Once her name was synonymous with childhood and adventure. But now, increasingly, it will go with money-making.

Enid Blyton, the consummate old-fashioned storyteller, is going the way of Walt Disney. With the 100th anniversary of her birth tomorrow, she has become a corporation, and the owners of Noddy and Big Ears plan to exploit their portfolio of "brand names" to cash in on the centenary party.

Dismissed for years as badly written and politically incorrect, Blyton's work is again finding favour, and the aggressive marketing which accompanies the celebrations will harness this new-found respectability.

The ultimate prize is a share of the US market, where her characters will be pitted against the giants from the Disney Corporation.

Set up in January 1996 after Trocadero plc bought the publishing and merchandising rights from the Blyton family-run firm Darrell Waters Ltd, The Enid Blyton Company was founded specifically to exploit the largely untapped commercial potential of Blyton's literary estate.

Samantha Paynter, the company's marketing manager, sees the centenary as the ideal opportunity: "The media's coverage of the centennial has encouraged the Blyton revival. This has made it much easier to negotiate deals which will allow us to break into new markets."

The company has already struck a deal for a pounds 5m cartoon series, based on the Noddy characters, to be made and screened in North America. With extensive airtime agreed with US broadcasters PBS, and merchandising tie- ins of all kinds planned, the profits are potentially enormous.

Back in Britain, the company has benefited from Blyton's rehabilitation as a writer. In April the National Centre for Research in Children's Literature acknowledged the imaginative power of her books, declaring them a "thumping good read". Tomorrow English Heritage will unveil a blue plaque at Southernhay in Surbiton, the house where Enid Blyton penned her first book, Child Whispers.

As the result of such attention Ms Paynter estimates they are attracting 1 million new readers each year. To her the appeal is obvious: "If you look at the values inherent within the work, you see it is empowering for children. Through their imaginations they can experience the freedoms their generation no longer enjoy."

But if her reputation as a writer is on the up, recent allegations of infidelity and child neglect have tarnished the image of cosy domesticity Blyton projected through her stories.

Tony Summerfield, of the Enid Blyton Literary Society, draws a distinction between the woman and the writer: "People forget that she was a writer, and it's her work that she's remembered for. Its value is unaffected by what may or may not have gone on in her private life."

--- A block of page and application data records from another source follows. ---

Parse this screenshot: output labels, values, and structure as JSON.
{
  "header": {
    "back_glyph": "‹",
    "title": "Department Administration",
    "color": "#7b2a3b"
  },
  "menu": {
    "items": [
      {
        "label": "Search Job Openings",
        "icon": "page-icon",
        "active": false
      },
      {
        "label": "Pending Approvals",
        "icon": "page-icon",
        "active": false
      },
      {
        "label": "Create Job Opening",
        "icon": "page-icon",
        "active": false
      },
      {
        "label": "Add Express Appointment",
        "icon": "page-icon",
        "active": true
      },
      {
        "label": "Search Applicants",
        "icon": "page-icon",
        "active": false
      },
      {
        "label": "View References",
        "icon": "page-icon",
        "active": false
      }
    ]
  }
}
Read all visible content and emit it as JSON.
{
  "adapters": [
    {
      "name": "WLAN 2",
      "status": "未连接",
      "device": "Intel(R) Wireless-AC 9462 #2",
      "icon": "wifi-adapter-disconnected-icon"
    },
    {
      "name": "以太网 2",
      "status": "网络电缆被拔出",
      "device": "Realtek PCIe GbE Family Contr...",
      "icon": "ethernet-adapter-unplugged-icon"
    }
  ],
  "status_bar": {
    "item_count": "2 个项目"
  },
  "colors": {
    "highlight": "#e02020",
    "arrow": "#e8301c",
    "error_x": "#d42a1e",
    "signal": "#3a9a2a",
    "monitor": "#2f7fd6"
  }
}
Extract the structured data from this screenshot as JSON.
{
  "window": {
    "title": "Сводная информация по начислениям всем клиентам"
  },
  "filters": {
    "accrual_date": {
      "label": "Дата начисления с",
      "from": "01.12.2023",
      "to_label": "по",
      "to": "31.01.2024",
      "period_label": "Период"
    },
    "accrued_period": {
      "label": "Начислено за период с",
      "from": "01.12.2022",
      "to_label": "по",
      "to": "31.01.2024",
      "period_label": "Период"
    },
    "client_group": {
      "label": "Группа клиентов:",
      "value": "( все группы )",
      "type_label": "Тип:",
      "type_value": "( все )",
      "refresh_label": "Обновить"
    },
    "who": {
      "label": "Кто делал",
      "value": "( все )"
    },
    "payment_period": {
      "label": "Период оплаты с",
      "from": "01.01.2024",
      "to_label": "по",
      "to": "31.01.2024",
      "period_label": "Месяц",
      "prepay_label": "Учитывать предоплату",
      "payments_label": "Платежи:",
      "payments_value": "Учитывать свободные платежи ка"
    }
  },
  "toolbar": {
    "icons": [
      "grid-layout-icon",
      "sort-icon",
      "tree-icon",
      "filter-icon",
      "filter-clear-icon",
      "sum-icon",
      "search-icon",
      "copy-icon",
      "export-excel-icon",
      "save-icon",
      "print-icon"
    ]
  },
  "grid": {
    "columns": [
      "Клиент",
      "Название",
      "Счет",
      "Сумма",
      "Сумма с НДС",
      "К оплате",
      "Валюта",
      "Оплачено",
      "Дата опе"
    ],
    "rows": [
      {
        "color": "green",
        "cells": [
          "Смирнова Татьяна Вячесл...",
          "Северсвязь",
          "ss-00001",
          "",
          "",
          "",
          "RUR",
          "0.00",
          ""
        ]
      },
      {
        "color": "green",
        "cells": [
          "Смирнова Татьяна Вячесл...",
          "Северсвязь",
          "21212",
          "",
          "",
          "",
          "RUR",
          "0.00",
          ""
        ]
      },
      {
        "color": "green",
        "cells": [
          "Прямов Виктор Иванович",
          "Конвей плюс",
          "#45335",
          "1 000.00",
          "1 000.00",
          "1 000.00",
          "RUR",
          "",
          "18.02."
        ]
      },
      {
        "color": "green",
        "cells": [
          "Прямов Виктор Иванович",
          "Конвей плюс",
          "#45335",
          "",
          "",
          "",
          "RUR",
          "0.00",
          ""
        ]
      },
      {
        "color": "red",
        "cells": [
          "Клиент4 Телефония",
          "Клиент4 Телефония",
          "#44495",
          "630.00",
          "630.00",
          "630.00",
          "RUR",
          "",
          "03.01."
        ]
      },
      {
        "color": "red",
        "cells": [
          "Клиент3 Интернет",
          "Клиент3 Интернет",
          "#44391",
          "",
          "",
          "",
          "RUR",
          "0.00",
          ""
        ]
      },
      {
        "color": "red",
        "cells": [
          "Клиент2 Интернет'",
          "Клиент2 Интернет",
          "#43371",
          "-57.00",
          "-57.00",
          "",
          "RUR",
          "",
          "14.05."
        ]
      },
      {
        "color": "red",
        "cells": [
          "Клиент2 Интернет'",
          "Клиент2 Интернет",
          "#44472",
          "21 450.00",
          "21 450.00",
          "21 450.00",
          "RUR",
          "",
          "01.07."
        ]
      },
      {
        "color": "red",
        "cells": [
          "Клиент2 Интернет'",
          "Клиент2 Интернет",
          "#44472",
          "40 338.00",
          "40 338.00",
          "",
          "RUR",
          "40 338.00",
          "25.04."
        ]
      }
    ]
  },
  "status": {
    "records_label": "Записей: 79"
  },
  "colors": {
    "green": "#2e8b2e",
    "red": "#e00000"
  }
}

The public clearly agrees, with annual book sales averaging 8.5 million - boosted by around 15 per cent this year after the launch of centennial editions of her most famous collections. The Enid Blyton Festival being staged today at the Edinburgh Book Fair will no doubt give sales a further lift.